Defra, the UK Department for Environment, Food and Rural Affairs has issued a consultation paper (Green Paper) on biodiversity offsetting and development.  This paper represents a major government commitment to the introduction of biodiversity offsetting as a means to mitigate the environmental impact of development.  Government plans to have definite proposals ready by the end of this year.  Comments are invited by 7 November.

How is it likely to work?  There are already trials underway and Defra has developed a simple ‘metric’ to determine the ‘biodiversity units’ lost to development, and therefore how many units must be offset by positive environmental work elsewhere.  The Green Paper gives a simple example of how this works for a supermarket development on a site which is part derelict, part arable land and part woodland.

A number of questions flow from this: must replacement be like for like, or can one sort of habitat be substituted for another?  Hedgerows in the pilot schemes must be replaced by hedgerows for example, on a ratio of up to 3 new for one lost.

Is this a developer’s charter?  Continue reading “Biodiversity offsetting, peat, conservation covenants and newts on the move”


Community Infrastructure Levy: a video update

This video has been created from a series of narrated powerpoint slides to explain the evolution of Community Infrastructure Levy from the proposed Planning Gain Supplement. It focuses on the rural and agricultural aspects of the new levy and was originally made for final year Land Management students at Harper Adams University College.

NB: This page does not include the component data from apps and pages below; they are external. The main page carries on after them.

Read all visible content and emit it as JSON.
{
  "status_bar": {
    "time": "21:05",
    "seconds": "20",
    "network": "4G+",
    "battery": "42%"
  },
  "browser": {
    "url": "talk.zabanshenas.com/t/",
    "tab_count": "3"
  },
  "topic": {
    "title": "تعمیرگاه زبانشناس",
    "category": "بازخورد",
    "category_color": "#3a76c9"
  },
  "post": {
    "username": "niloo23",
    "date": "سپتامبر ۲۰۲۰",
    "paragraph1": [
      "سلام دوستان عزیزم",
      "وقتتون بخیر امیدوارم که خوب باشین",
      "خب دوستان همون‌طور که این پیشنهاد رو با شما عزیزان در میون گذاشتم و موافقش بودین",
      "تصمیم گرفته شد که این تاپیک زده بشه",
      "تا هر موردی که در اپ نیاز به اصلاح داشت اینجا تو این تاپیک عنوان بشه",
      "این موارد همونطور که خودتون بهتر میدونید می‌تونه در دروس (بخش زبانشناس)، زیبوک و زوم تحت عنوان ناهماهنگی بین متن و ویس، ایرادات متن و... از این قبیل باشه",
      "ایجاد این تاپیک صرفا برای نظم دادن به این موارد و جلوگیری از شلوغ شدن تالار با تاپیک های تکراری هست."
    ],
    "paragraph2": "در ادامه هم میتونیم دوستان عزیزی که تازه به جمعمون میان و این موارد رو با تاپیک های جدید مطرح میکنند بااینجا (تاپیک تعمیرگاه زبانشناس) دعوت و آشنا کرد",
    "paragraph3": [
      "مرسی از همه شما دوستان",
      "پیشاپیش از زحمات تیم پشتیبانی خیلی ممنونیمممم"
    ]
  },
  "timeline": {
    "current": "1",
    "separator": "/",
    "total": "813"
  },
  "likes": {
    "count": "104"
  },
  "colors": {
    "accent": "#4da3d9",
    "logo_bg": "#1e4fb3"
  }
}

Community Infrastructure Levy: a video presentation

A simple video presentation to introduce Community Infrastructure Levy.

This briefing is primarily for the final year Land Management students at Harper Adams.  This is the first time I have used YouTube.  Despite the limitations of a first effort I hope it might be of interest to a wider audience interested in how Planning Gain Supplement evolved into the new Levy.  There are a couple of examples from some of the first Charging Schedules prepared by local planning authorities in the London Borough of Redbridge, and Sherwood and Newark in Nottinghamshire.  These are notable for the stark contrast between the two approaches.

The video can be seen on YouTube, here.

I would be interested in viewers’ comments on this approach, either here or on YouTube itself.